Rainbow Rowell continues to break boundaries with Carry On, an epic fantasy following the triumphs and heartaches of Simon and Baz from her beloved bestseller Fangirl.
Simon Snow just wants to relax and savor his last year at the Watford School of Magicks, but no one will let him. His girlfriend broke up with him, his best friend is a pest, and his mentor keeps trying to hide him away in the mountains where maybe he’ll be safe. Simon can’t even enjoy the fact that his roommate and longtime nemesis is missing, because he can’t stop worrying about the evil git. Plus there are ghosts. And vampires. And actual evil things trying to shut Simon down. When you’re the most powerful magician the world has ever known, you never get to relax and savor anything.

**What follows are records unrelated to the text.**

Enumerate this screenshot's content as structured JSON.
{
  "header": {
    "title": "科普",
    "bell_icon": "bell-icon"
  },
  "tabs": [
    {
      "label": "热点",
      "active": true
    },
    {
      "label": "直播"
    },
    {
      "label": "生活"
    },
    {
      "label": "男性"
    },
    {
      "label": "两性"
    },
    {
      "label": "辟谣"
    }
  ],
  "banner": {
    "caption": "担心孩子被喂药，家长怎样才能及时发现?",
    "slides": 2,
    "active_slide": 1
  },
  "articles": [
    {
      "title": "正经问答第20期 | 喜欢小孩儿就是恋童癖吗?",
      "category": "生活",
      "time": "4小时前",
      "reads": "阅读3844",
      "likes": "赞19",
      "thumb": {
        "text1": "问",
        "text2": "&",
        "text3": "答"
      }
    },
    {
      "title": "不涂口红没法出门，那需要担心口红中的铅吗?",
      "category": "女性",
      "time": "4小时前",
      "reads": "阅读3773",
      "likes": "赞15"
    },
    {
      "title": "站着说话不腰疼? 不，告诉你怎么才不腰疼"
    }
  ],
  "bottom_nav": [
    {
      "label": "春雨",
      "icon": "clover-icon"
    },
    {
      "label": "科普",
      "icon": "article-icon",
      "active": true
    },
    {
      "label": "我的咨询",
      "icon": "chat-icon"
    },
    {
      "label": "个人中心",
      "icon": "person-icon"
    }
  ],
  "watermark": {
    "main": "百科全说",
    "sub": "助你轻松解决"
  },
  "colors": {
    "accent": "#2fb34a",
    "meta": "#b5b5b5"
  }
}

Carry On is a ghost story, a love story, a mystery and a melodrama. It has just as much kissing and talking as you’d expect from a Rainbow Rowell story — but far, far more monsters.
When Carry On was announced last year, I couldn’t help but feel a bit extra special. In my review for Fangirl, Rowell’s previous YA novel that featured the novel-within-a-novel that eventually inspired her new novel Carry On (did you get that?), I requested that she adapt the Simon Snow scenes to a standalone book. Because in Fangirl the Simon Snow scenes were bonkers: a mash-up of Harry Potter with an Edward Cullen-esque vampire thrown in for good measure, topped off by an astonishingly well-developed mythology for seemingly throwaway scenes.

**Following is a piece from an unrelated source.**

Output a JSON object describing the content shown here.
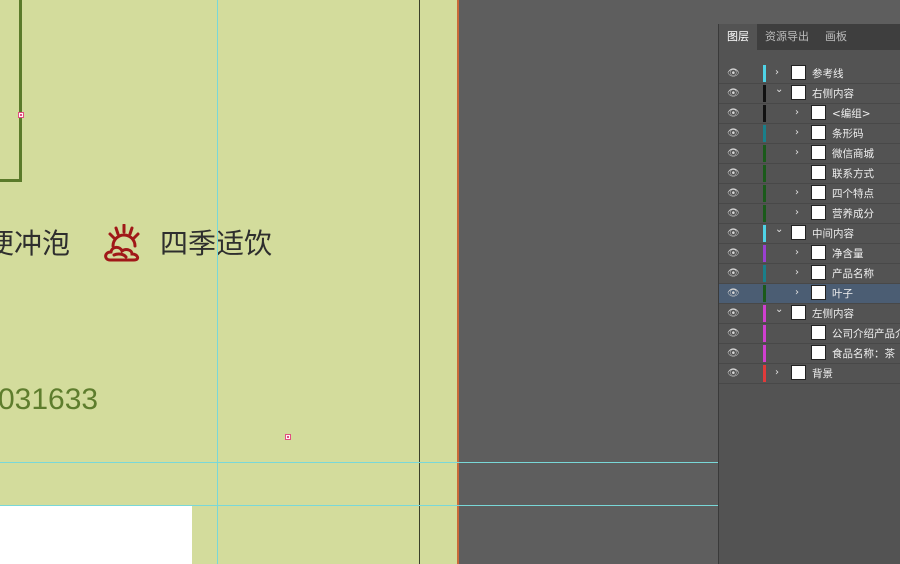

So Rainbow wrote it (for me! And I guess the thousands of others who clamored for it), and here I am, deeply downtrodden, because I have to report that this special-order book was not what I wanted. And okay, I immediately recognize that “this book is not what I wanted” is not a valid criticism. Rainbow doesn’t know who I am and she is not writing for me and that is good! Authors tend to shoot themselves in the foot as soon as they write for an audience. But the criticism holds somewhat seeing as Carry On is not Rainbow’s first Simon Snow rodeo. These characters already existed elsewhere; Carry On, as I understood it, would simply be their movement towards center stage.
Simon, Baz, Penelope and the gang have not just found the spotlight, however. They are entirely different incarnations of the characters I recall from Fangirl. And in shocking ways too. Originally, Simon and Co. were thick, meaty characters, dripping with turmoil in the face of insurmountable obstacles, but always–always–surmounting them. They managed to shine so brightly despite the fact that their appearances were intermittent and brusque. With more than 500 pages all to themselves in this novel, I expected their stories to develop in more complex and epic ways. Yet faced with so many pages to fill, they deflate to dull versions of their Fangirl selves. Petty problems rule the day; the supreme villain is rarely mentioned. Which I suppose is true in other epic fantasy novels. Harry Potter was not always thinking about Voldemort. For serious swaths of the series, he’s more concerned with Quidditch.
But Rainbow Rowell does not have the same advantages JKR had writing Harry Potter. Carry On is as if she started writing the series at Deathly Hallows. There’s so much that happened before, but we don’t see it so the stakes are so much lower. The result is a sham, a house of cards she tries to convince us is an actual house. But the little gusts the pages made as I turned them faster–eager to get to the good bits and finally eager to finish because there were no truly good bits–blew the whole house down. And then I see that Simon and everyone was just paper, thin and lifeless paper.
2 out of 5 stars